Although Ellul was not a theologian in the traditional sense, his concern was to situate religion in the pantheon of ideas that pertain to the human condition in the here and now. He was not attempting to argue the finer points of dogma with ecclesiastical authorities. He was simply trying to take the revealed word of God and incorporate it into the realm of human freedom, using it as a foundation for defending the necessity of living freely and outside of the bonds imposed on people by technique. This precluded transforming the gospel message into any kind of system subject to the demands of technique and efficiency. It is due to the incompatibility of God’s design with human design that the gospel message, according to Ellul, must not be too closely associated with temporal society through institutions such as the church hierarchy, which is susceptible to being co-opted by the forces of technique.

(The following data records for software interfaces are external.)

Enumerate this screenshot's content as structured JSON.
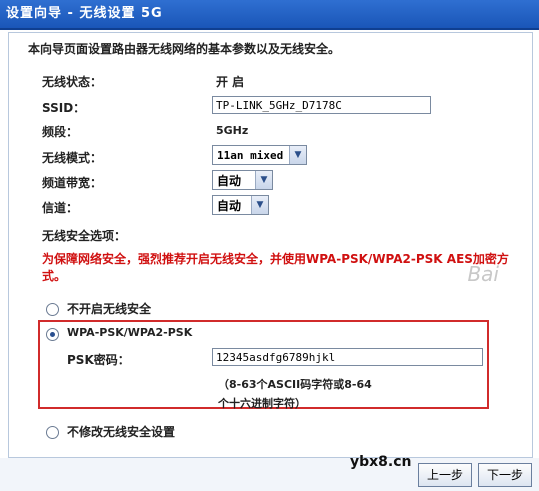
{
  "window": {
    "title": "设置向导 - 无线设置 5G"
  },
  "intro": "本向导页面设置路由器无线网络的基本参数以及无线安全。",
  "fields": {
    "status_label": "无线状态：",
    "status_value": "开 启",
    "ssid_label": "SSID：",
    "ssid_value": "TP-LINK_5GHz_D7178C",
    "band_label": "频段：",
    "band_value": "5GHz",
    "mode_label": "无线模式：",
    "mode_value": "11an mixed",
    "width_label": "频道带宽：",
    "width_value": "自动",
    "channel_label": "信道：",
    "channel_value": "自动"
  },
  "security": {
    "section_label": "无线安全选项：",
    "warning": "为保障网络安全，强烈推荐开启无线安全，并使用WPA-PSK/WPA2-PSK AES加密方式。",
    "option_off": "不开启无线安全",
    "option_wpa": "WPA-PSK/WPA2-PSK",
    "psk_label": "PSK密码：",
    "psk_value": "12345asdfg6789hjkl",
    "psk_hint_1": "（8-63个ASCII码字符或8-64",
    "psk_hint_2": "个十六进制字符）",
    "option_keep": "不修改无线安全设置",
    "selected": "wpa"
  },
  "buttons": {
    "prev": "上一步",
    "next": "下一步"
  },
  "site_text": "ybx8.cn",
  "watermark": "Bai"
}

In order to further the gospel message, which is the source of human freedom in Ellul’s worldview, individual believers must internalize the message and decide whether to accept or reject it. Not only has the church juxtaposed a set of moral standards over the gospel message, but according to Ellul it has also furthered technique’s advance under the guise of Christian morality. These are harsh accusations, but the idea that the church has succumbed to technology’s promises is one way of exploring the relationship between technology and theology.
For another view of technology through a theological lens (or vice versa), or for a more robust examination of some of the ways that other philosophers have looked at theology through a technological perspective, one could turn to the work of Ian Barbour (1923-2013), specifically his book “Science and Religion” published in 1968, which offers another avenue for inquiry into this interesting field. Also, the Ellul Forum of the International Jacques Ellul Society can be accessed online, offering many articles and ideas that examine Ellul’s thinking and the thoughts of other philosophers on this topic. The International Thomas Merton Society also maintains the Merton Seasonal, another journal that often presents articles on the impact of technology on theology through Merton’s worldview, and the worldview of those many 20th-century luminaries with whom he corresponded throughout his life.

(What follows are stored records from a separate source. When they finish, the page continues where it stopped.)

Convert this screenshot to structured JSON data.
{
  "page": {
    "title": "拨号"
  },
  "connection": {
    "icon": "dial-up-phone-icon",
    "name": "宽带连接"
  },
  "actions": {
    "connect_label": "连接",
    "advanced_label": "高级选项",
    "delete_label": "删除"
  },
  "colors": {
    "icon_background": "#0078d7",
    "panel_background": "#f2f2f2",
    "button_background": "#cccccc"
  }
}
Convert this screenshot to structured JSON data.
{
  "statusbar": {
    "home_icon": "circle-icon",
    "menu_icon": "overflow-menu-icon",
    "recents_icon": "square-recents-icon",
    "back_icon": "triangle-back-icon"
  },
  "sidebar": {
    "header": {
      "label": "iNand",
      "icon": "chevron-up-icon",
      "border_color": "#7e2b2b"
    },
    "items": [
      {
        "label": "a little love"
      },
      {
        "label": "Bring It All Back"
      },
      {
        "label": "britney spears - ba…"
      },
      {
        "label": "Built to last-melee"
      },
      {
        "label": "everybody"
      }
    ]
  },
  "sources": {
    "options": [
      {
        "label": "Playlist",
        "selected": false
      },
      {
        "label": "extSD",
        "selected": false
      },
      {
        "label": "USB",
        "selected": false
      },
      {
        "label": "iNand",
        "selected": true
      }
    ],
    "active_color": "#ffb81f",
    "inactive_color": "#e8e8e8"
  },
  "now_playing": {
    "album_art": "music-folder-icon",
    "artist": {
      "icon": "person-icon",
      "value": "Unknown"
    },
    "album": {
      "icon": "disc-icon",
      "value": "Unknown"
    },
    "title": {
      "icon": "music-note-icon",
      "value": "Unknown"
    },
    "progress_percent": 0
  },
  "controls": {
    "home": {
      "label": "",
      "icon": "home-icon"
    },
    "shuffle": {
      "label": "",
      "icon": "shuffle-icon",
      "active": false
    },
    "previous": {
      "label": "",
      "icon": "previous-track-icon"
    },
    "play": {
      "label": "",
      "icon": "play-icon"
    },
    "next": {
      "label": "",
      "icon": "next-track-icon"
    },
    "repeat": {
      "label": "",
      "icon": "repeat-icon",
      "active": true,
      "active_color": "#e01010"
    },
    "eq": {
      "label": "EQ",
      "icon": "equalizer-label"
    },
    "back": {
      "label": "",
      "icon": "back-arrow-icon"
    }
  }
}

The topic of technology and theology is an important and interesting one, although it is relegated mostly to the intellectual sidelines in academia. However, familiarity with Merton and Ellul offers those interested in this topic with a solid introduction to this field.
Jeffrey M. Shaw is an adjunct professor at Salve Regina University in Newport, Rhode Island, and author of “Illusions of Freedom: Thomas Merton and Jacques Ellul on Technology and the Human Condition.”